Treu, who lives in Orem with his wife, Cheryll, and their children, made his big-screen debut with "Wish upon a Star," released in 1996 in a handful of theaters primarily on the East Coast.
He went on to make films for the Disney Channel -- films such as "The Paper Brigade" and "Phantom of the Megaplex" that he describes as "soft."
"In the Disney Channel movies we've done, it's been really silly kids' fare, not a lot of content," he said. "With 'Little Secrets,' we're giving kids credit for having a brain to actually think and reason through a plot; there's an actual story here."
"Well," he added, "I guess audiences will be the judges of that."
The story in "Little Secrets" is of a young girl who serves as confidante to all the children in her neighborhood, while she harbors a secret herself. The film was shot in the spring of 2001 in Salt Lake City.
"This is truly a Utah film," Treu said. "It was produced and directed by a Utahn (Treu himself), the director of photography was Brian Sullivan (a long-time Treu collaborator), it was edited by Jerry Stayner who lives here in Utah County, and (music) composed by Sam Cardon." Much of the acting talent is local, too, though not the four leads.

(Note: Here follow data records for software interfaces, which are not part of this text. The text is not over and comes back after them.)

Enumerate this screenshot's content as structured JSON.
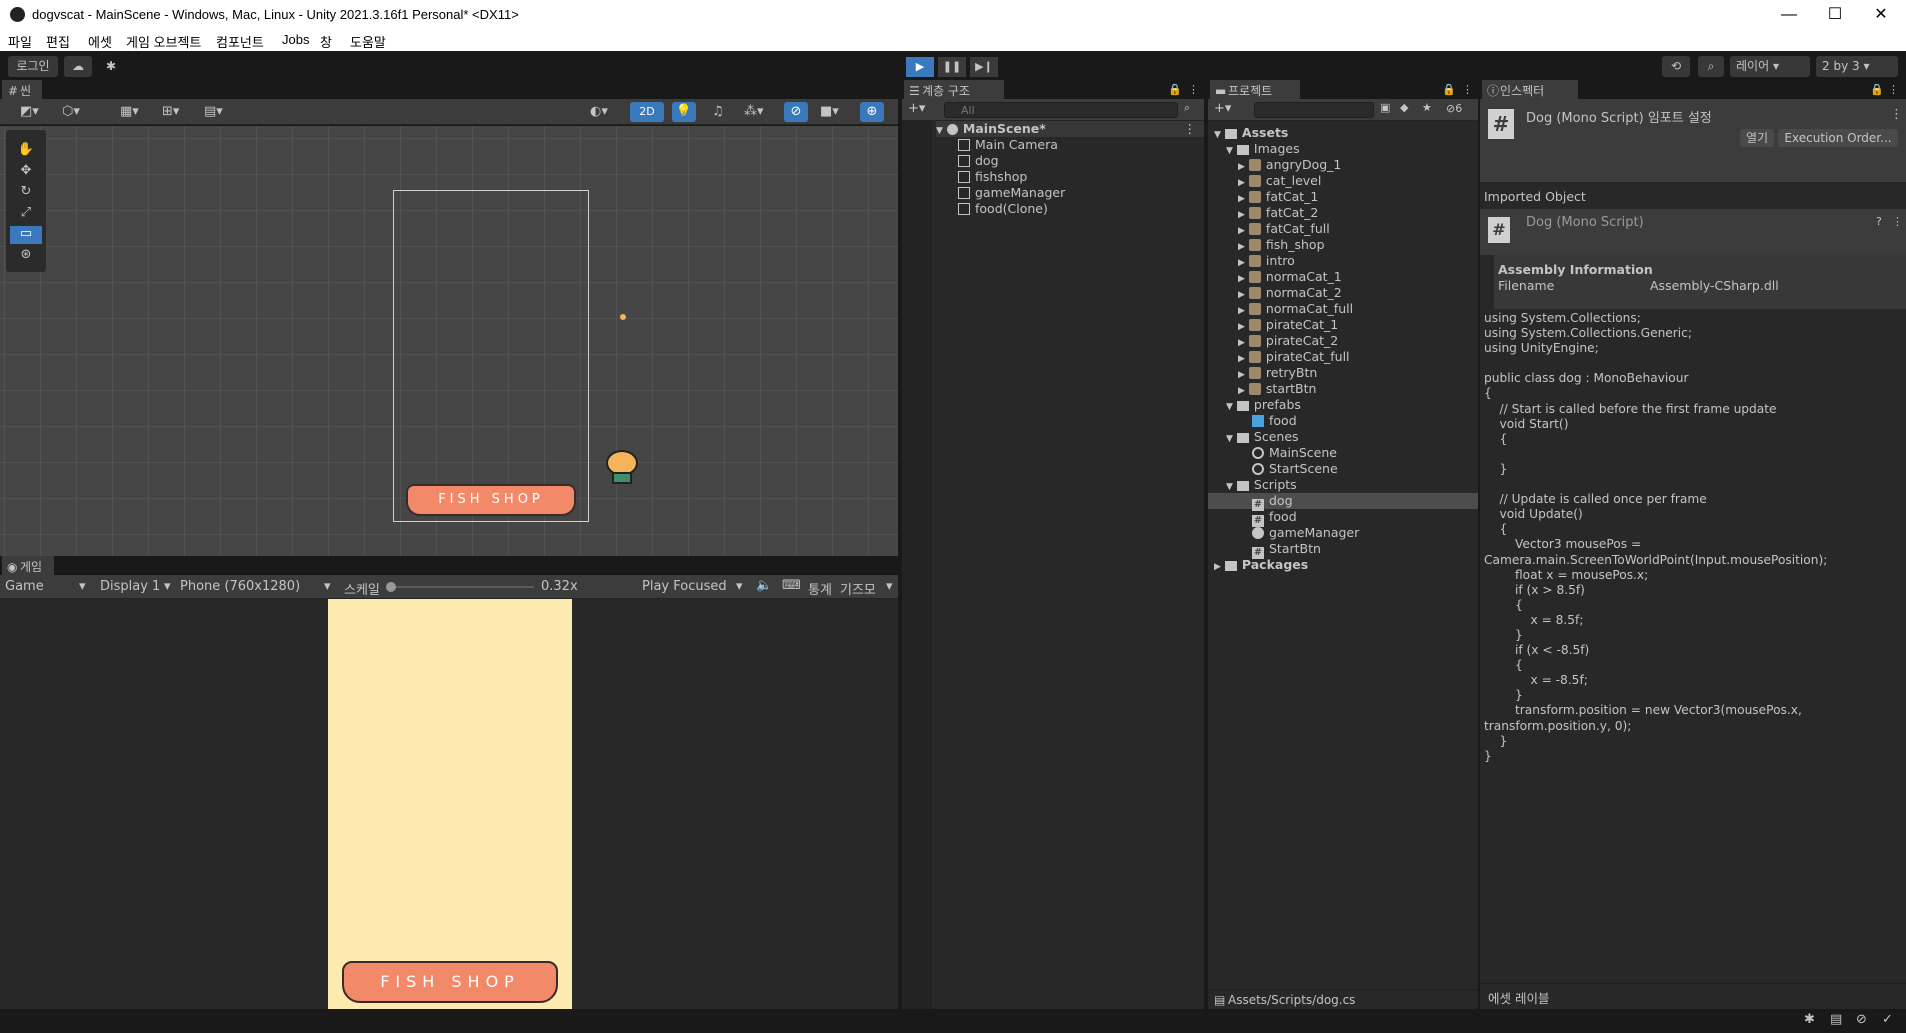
{
  "window": {
    "title": "dogvscat - MainScene - Windows, Mac, Linux - Unity 2021.3.16f1 Personal* <DX11>",
    "min": "—",
    "max": "☐",
    "close": "✕"
  },
  "menu": [
    "파일",
    "편집",
    "에셋",
    "게임 오브젝트",
    "컴포넌트",
    "Jobs",
    "창",
    "도움말"
  ],
  "toolbar": {
    "login": "로그인",
    "layers": "레이어",
    "layout": "2 by 3"
  },
  "scene": {
    "tab": "씬",
    "mode_2d": "2D",
    "sign_text": "FISH SHOP"
  },
  "game": {
    "tab": "게임",
    "view": "Game",
    "display": "Display 1",
    "resolution": "Phone (760x1280)",
    "scale_label": "스케일",
    "scale_value": "0.32x",
    "play_focused": "Play Focused",
    "stats": "통계",
    "gizmos": "기즈모",
    "sign_text": "FISH SHOP"
  },
  "hierarchy": {
    "tab": "계층 구조",
    "search_placeholder": "All",
    "scene": "MainScene*",
    "items": [
      "Main Camera",
      "dog",
      "fishshop",
      "gameManager",
      "food(Clone)"
    ]
  },
  "project": {
    "tab": "프로젝트",
    "hidden_count": "6",
    "root": "Assets",
    "images_folder": "Images",
    "images": [
      "angryDog_1",
      "cat_level",
      "fatCat_1",
      "fatCat_2",
      "fatCat_full",
      "fish_shop",
      "intro",
      "normaCat_1",
      "normaCat_2",
      "normaCat_full",
      "pirateCat_1",
      "pirateCat_2",
      "pirateCat_full",
      "retryBtn",
      "startBtn"
    ],
    "prefabs_folder": "prefabs",
    "prefabs": [
      "food"
    ],
    "scenes_folder": "Scenes",
    "scenes": [
      "MainScene",
      "StartScene"
    ],
    "scripts_folder": "Scripts",
    "scripts": [
      "dog",
      "food",
      "gameManager",
      "StartBtn"
    ],
    "packages": "Packages",
    "path": "Assets/Scripts/dog.cs"
  },
  "inspector": {
    "tab": "인스펙터",
    "title": "Dog (Mono Script) 임포트 설정",
    "open": "열기",
    "exec_order": "Execution Order...",
    "imported_object": "Imported Object",
    "object_name": "Dog (Mono Script)",
    "assembly_header": "Assembly Information",
    "filename_label": "Filename",
    "filename_value": "Assembly-CSharp.dll",
    "code": "using System.Collections;\nusing System.Collections.Generic;\nusing UnityEngine;\n\npublic class dog : MonoBehaviour\n{\n    // Start is called before the first frame update\n    void Start()\n    {\n\n    }\n\n    // Update is called once per frame\n    void Update()\n    {\n        Vector3 mousePos =\nCamera.main.ScreenToWorldPoint(Input.mousePosition);\n        float x = mousePos.x;\n        if (x > 8.5f)\n        {\n            x = 8.5f;\n        }\n        if (x < -8.5f)\n        {\n            x = -8.5f;\n        }\n        transform.position = new Vector3(mousePos.x,\ntransform.position.y, 0);\n    }\n}",
    "asset_labels": "에셋 레이블"
  },
  "colors": {
    "accent": "#3a79bb",
    "sign": "#f28a6a",
    "game_bg": "#fdeaae",
    "panel": "#282828",
    "header": "#3c3c3c"
  }
}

Treu is unsure which project he'll tackle next. "Eventually, I will be doing stuff that's a little more adult-driven, although I have no plans to do something approaching a hard-R rating," he said. "If I saw a script that was 'Saving Private Ryan'-caliber, I might have to rethink that."
But working for companies such as Disney gives him freedom because there is no pressure to appeal to an older audience, Treu says. "Nobody's going to be encouraging you to put more 'edge' or more language in," he said. "Maybe that's a cop-out, but I have a lot of years ahead of me. Plenty of time to make a more 'serious' movie."
Filmography primary source: Internet Movie Database.
Web page created 22 August 2001. Last modified 21 September 2002.